Our plan is to arrive several days in advance of the ceremony in order to acclimate to the new time and tour the area a bit. My father had spent some time in the UK twice—once as a boy on his way from New Jersey to the Soviet Union during the Great Depression, and the second time during World War II. The Trip: First Stop London-December 1931.

I am hoping to retrace part of Dad’s trip to help me imagine what he saw as a boy and later, a young man.  The importance of reading between the lines (London-1931) describes some of the sites they saw in London such as this:

View from the bridge

During both trips, Dad arrived at the port in Southampton. I would love to take a train to visit this port city, but I wonder if this is a good idea because of the recent flooding which has been happening there. Does anyone know if this is a good idea?

I am honored and excited to be included in this ceremony.
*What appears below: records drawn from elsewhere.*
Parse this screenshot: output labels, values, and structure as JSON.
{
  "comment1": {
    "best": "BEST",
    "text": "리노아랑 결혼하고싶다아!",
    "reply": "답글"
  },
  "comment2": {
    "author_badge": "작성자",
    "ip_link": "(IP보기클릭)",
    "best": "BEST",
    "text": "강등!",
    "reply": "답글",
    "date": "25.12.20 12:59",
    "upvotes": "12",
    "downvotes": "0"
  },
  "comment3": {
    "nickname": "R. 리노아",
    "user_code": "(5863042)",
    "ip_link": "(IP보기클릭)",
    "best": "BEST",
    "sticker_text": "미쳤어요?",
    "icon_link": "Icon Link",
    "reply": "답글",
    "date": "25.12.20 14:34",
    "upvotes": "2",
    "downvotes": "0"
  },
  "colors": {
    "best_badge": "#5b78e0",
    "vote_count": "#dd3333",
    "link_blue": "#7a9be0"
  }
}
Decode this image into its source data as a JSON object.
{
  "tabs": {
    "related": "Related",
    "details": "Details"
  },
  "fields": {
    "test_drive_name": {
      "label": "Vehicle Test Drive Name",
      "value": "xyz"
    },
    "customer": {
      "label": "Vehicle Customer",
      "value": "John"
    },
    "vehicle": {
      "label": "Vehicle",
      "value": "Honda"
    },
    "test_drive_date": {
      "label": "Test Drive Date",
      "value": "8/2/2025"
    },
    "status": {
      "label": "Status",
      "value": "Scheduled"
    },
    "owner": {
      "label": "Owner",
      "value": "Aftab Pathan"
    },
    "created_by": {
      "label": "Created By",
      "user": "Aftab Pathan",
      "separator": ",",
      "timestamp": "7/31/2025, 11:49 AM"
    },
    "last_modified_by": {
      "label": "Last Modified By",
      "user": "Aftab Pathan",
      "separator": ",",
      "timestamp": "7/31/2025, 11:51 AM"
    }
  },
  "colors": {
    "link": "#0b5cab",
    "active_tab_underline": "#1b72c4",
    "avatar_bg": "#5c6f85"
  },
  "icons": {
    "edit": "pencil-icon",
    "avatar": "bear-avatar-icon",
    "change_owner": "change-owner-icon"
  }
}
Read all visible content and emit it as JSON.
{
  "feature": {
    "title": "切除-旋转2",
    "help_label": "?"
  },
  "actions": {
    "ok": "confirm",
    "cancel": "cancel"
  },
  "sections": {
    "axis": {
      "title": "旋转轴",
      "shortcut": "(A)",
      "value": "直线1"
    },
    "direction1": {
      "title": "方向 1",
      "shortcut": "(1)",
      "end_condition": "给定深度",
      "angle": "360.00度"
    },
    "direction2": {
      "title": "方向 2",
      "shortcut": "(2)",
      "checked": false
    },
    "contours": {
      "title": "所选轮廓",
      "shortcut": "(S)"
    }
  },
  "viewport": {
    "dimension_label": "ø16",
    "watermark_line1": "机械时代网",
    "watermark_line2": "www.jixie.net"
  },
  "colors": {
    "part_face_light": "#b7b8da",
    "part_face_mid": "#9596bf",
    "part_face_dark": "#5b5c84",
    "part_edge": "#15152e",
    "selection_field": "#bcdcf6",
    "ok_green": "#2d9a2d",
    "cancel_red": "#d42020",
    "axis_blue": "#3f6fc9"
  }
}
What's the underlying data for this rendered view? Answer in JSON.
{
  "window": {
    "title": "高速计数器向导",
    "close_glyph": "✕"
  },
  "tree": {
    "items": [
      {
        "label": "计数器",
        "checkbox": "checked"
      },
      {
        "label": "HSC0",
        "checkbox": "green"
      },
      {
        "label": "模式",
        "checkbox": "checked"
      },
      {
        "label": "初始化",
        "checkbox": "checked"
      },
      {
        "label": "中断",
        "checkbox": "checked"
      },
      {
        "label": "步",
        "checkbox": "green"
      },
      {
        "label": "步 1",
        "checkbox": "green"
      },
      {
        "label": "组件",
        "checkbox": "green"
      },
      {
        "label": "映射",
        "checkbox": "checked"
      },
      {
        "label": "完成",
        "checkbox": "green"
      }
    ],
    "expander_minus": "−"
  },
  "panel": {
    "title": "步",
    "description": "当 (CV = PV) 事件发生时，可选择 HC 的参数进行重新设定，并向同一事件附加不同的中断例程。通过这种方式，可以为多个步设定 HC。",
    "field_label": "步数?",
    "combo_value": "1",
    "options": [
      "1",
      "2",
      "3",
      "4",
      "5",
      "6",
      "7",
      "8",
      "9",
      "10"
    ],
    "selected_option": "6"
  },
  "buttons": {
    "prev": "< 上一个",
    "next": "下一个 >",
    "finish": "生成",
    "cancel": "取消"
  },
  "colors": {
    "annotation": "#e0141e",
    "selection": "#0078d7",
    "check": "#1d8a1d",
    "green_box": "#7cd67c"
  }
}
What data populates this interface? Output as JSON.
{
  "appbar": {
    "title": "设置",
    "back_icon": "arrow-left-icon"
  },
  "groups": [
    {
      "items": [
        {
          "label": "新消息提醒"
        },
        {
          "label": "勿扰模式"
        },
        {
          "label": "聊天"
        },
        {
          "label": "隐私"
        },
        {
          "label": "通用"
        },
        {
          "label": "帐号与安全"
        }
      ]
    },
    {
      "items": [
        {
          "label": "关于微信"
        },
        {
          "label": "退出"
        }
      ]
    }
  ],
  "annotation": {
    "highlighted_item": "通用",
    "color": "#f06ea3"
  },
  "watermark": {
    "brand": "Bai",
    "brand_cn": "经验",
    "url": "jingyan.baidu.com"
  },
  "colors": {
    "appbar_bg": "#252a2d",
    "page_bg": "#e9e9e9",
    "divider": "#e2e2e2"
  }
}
I will, of course, write of my trip.


Now, I need to investigate my allegedly famous Russian relative—Soviet Cosmonaut Gherman Titov.
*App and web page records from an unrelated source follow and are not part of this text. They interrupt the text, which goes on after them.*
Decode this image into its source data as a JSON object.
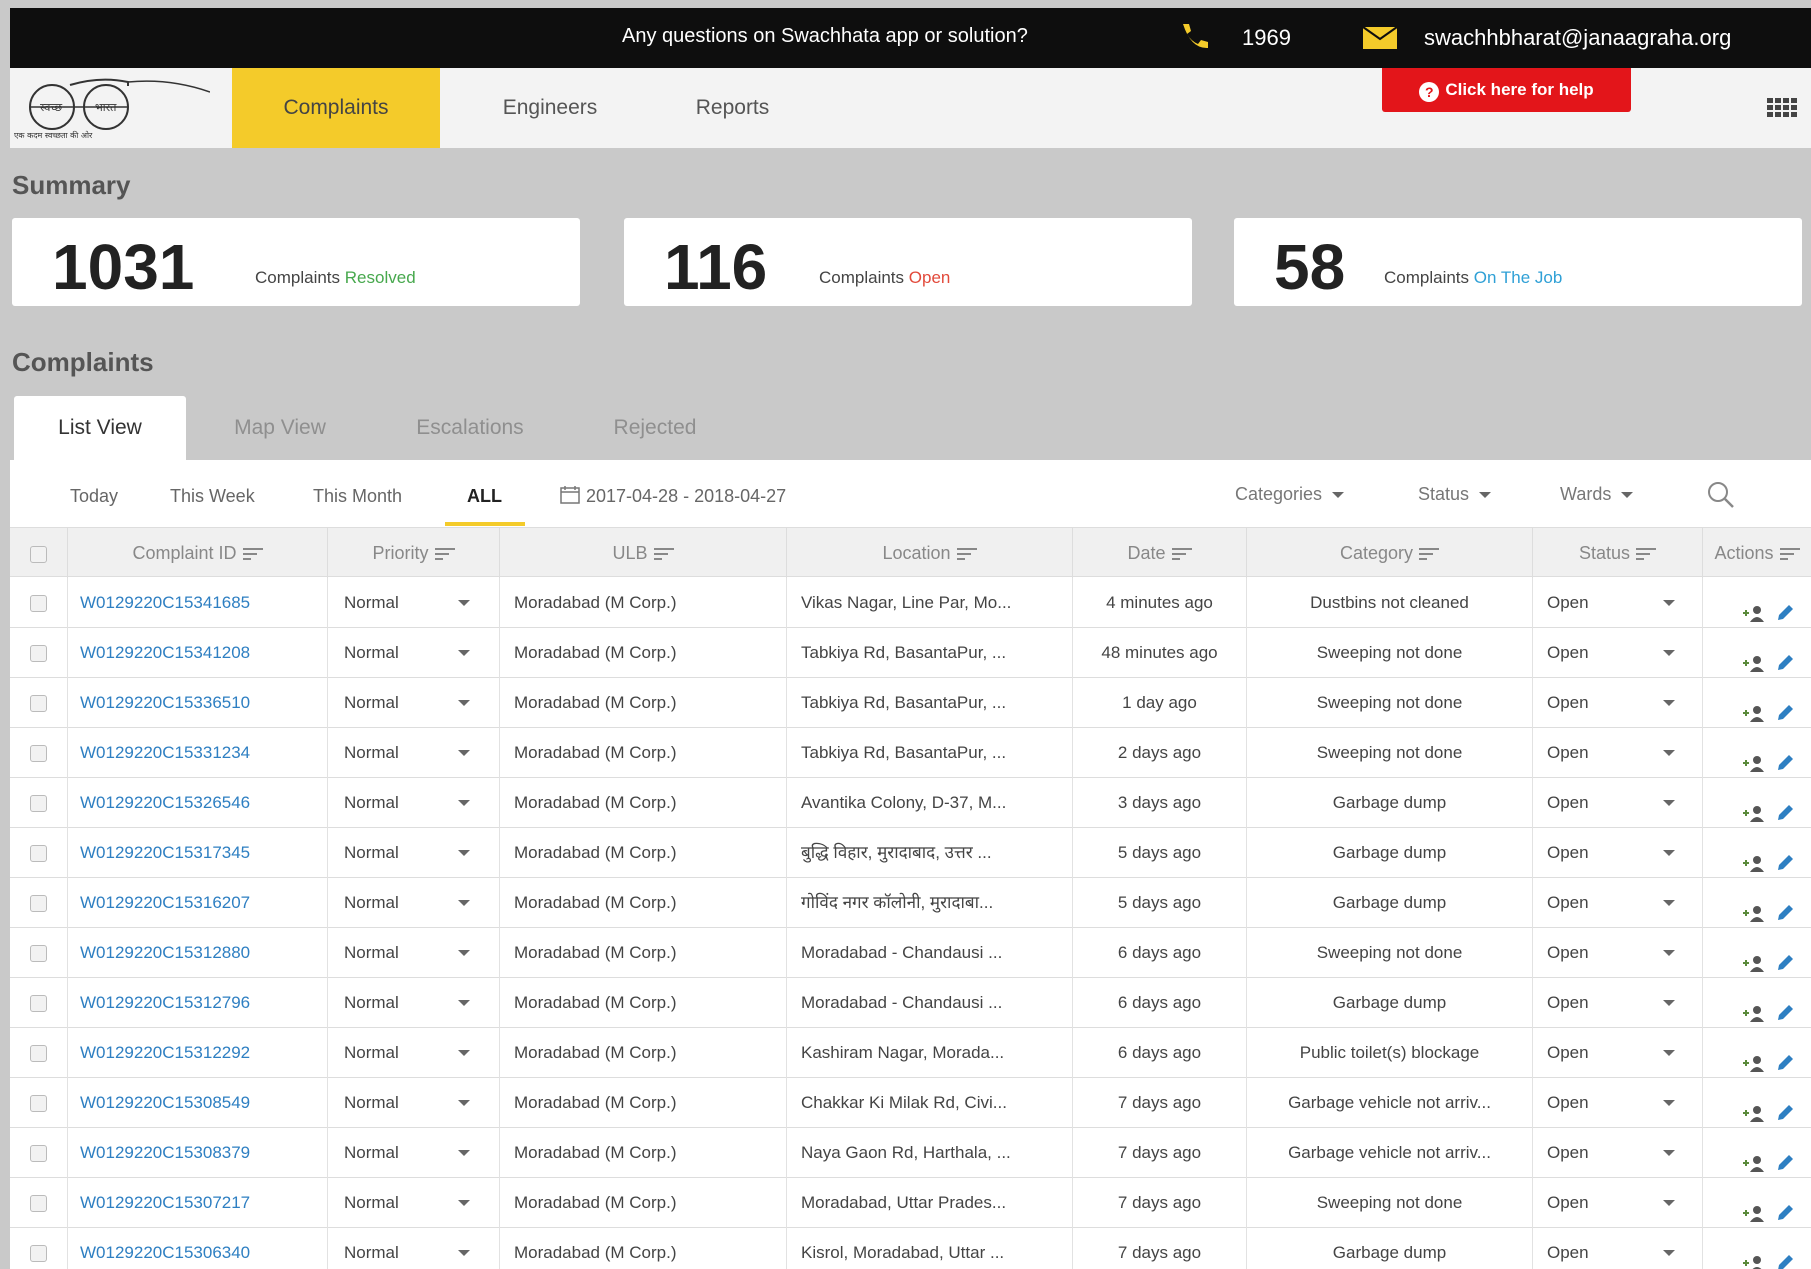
{
  "topbar": {
    "question": "Any questions on Swachhata app or solution?",
    "phone": "1969",
    "email": "swachhbharat@janaagraha.org"
  },
  "logo": {
    "left_word": "स्वच्छ",
    "right_word": "भारत",
    "tagline": "एक कदम स्वच्छता की ओर"
  },
  "nav": {
    "items": [
      "Complaints",
      "Engineers",
      "Reports"
    ],
    "help": "Click here for help"
  },
  "summary": {
    "title": "Summary",
    "cards": [
      {
        "count": "1031",
        "label": "Complaints",
        "status": "Resolved"
      },
      {
        "count": "116",
        "label": "Complaints",
        "status": "Open"
      },
      {
        "count": "58",
        "label": "Complaints",
        "status": "On The Job"
      }
    ]
  },
  "complaints": {
    "title": "Complaints",
    "tabs": [
      "List View",
      "Map View",
      "Escalations",
      "Rejected"
    ],
    "filters": [
      "Today",
      "This Week",
      "This Month",
      "ALL"
    ],
    "date_range": "2017-04-28 - 2018-04-27",
    "dropdowns": [
      "Categories",
      "Status",
      "Wards"
    ],
    "columns": [
      "Complaint ID",
      "Priority",
      "ULB",
      "Location",
      "Date",
      "Category",
      "Status",
      "Actions"
    ],
    "rows": [
      {
        "id": "W0129220C15341685",
        "priority": "Normal",
        "ulb": "Moradabad (M Corp.)",
        "location": "Vikas Nagar, Line Par, Mo...",
        "date": "4 minutes ago",
        "category": "Dustbins not cleaned",
        "status": "Open"
      },
      {
        "id": "W0129220C15341208",
        "priority": "Normal",
        "ulb": "Moradabad (M Corp.)",
        "location": "Tabkiya Rd, BasantaPur, ...",
        "date": "48 minutes ago",
        "category": "Sweeping not done",
        "status": "Open"
      },
      {
        "id": "W0129220C15336510",
        "priority": "Normal",
        "ulb": "Moradabad (M Corp.)",
        "location": "Tabkiya Rd, BasantaPur, ...",
        "date": "1 day ago",
        "category": "Sweeping not done",
        "status": "Open"
      },
      {
        "id": "W0129220C15331234",
        "priority": "Normal",
        "ulb": "Moradabad (M Corp.)",
        "location": "Tabkiya Rd, BasantaPur, ...",
        "date": "2 days ago",
        "category": "Sweeping not done",
        "status": "Open"
      },
      {
        "id": "W0129220C15326546",
        "priority": "Normal",
        "ulb": "Moradabad (M Corp.)",
        "location": "Avantika Colony, D-37, M...",
        "date": "3 days ago",
        "category": "Garbage dump",
        "status": "Open"
      },
      {
        "id": "W0129220C15317345",
        "priority": "Normal",
        "ulb": "Moradabad (M Corp.)",
        "location": "बुद्धि विहार, मुरादाबाद, उत्तर ...",
        "date": "5 days ago",
        "category": "Garbage dump",
        "status": "Open"
      },
      {
        "id": "W0129220C15316207",
        "priority": "Normal",
        "ulb": "Moradabad (M Corp.)",
        "location": "गोविंद नगर कॉलोनी, मुरादाबा...",
        "date": "5 days ago",
        "category": "Garbage dump",
        "status": "Open"
      },
      {
        "id": "W0129220C15312880",
        "priority": "Normal",
        "ulb": "Moradabad (M Corp.)",
        "location": "Moradabad - Chandausi ...",
        "date": "6 days ago",
        "category": "Sweeping not done",
        "status": "Open"
      },
      {
        "id": "W0129220C15312796",
        "priority": "Normal",
        "ulb": "Moradabad (M Corp.)",
        "location": "Moradabad - Chandausi ...",
        "date": "6 days ago",
        "category": "Garbage dump",
        "status": "Open"
      },
      {
        "id": "W0129220C15312292",
        "priority": "Normal",
        "ulb": "Moradabad (M Corp.)",
        "location": "Kashiram Nagar, Morada...",
        "date": "6 days ago",
        "category": "Public toilet(s) blockage",
        "status": "Open"
      },
      {
        "id": "W0129220C15308549",
        "priority": "Normal",
        "ulb": "Moradabad (M Corp.)",
        "location": "Chakkar Ki Milak Rd, Civi...",
        "date": "7 days ago",
        "category": "Garbage vehicle not arriv...",
        "status": "Open"
      },
      {
        "id": "W0129220C15308379",
        "priority": "Normal",
        "ulb": "Moradabad (M Corp.)",
        "location": "Naya Gaon Rd, Harthala, ...",
        "date": "7 days ago",
        "category": "Garbage vehicle not arriv...",
        "status": "Open"
      },
      {
        "id": "W0129220C15307217",
        "priority": "Normal",
        "ulb": "Moradabad (M Corp.)",
        "location": "Moradabad, Uttar Prades...",
        "date": "7 days ago",
        "category": "Sweeping not done",
        "status": "Open"
      },
      {
        "id": "W0129220C15306340",
        "priority": "Normal",
        "ulb": "Moradabad (M Corp.)",
        "location": "Kisrol, Moradabad, Uttar ...",
        "date": "7 days ago",
        "category": "Garbage dump",
        "status": "Open"
      }
    ]
  },
  "colors": {
    "accent": "#f4cb2a",
    "help_button": "#e3151a",
    "resolved": "#47a84d",
    "open": "#e24a3b",
    "on_the_job": "#2fa0d6",
    "link": "#2e7fc2"
  }
}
My father’s grandmother was Martha Titova, and during his return to Russia many years ago with my sister, Dad was told that he was indeed related to the second man to travel in space. Russian genealogy is a lot more difficult to investigate, so I have not been able to confirm this relationship.  Perhaps another invitation some day?

About kjw616

I am a genealogy detective. I have already written one book about my Irish family's journey from 19th century Ireland to the United States- a family history sprinkled with personal anecdotes. My second book was intended to be a similar story about my Russian ancestors. Instead, it turned into a tale of just my father's immediate family. It is the tale of what happens when 6 children from New Jersey are moved to the Soviet Union by their Russian-born parents during the Great Depression. It details who lives, who dies, and who is able to return to NJ during a time when leaving the USSR was not an easy endeavor, particularly during World War II and the Cold War. It is my hope that those interested in history during this time period will find this story fascinating as well as those fellow amateur family historians who will learn some of the tools such as, visits to the National Archives, and local libraries I used to uncover this story.
This entry was posted in Genealogy Research Tips and tagged , , , , , , , . Bookmark the permalink.

Leave a Reply

Fill in your details below or click an icon to log in: Logo

You are commenting using your account. Log Out /  Change )

Google photo

You are commenting using your Google account. Log Out /  Change )

Twitter picture

You are commenting using your Twitter account. Log Out /  Change )

Facebook photo

You are commenting using your Facebook account. Log Out /  Change )

Connecting to %s